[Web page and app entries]
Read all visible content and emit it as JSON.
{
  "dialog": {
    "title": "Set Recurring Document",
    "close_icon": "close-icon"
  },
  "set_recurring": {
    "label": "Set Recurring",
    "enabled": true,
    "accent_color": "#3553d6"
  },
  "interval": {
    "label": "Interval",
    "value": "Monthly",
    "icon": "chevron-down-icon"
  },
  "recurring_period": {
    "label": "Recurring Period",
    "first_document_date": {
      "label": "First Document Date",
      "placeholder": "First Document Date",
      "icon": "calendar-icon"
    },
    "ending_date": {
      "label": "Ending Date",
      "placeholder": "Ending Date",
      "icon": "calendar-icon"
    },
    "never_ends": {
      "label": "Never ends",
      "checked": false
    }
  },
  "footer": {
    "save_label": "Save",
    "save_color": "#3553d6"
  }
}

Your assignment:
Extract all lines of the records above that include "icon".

Solution to this problem:
    "close_icon": "close-icon"
    "icon": "chevron-down-icon"
      "icon": "calendar-icon"
      "icon": "calendar-icon"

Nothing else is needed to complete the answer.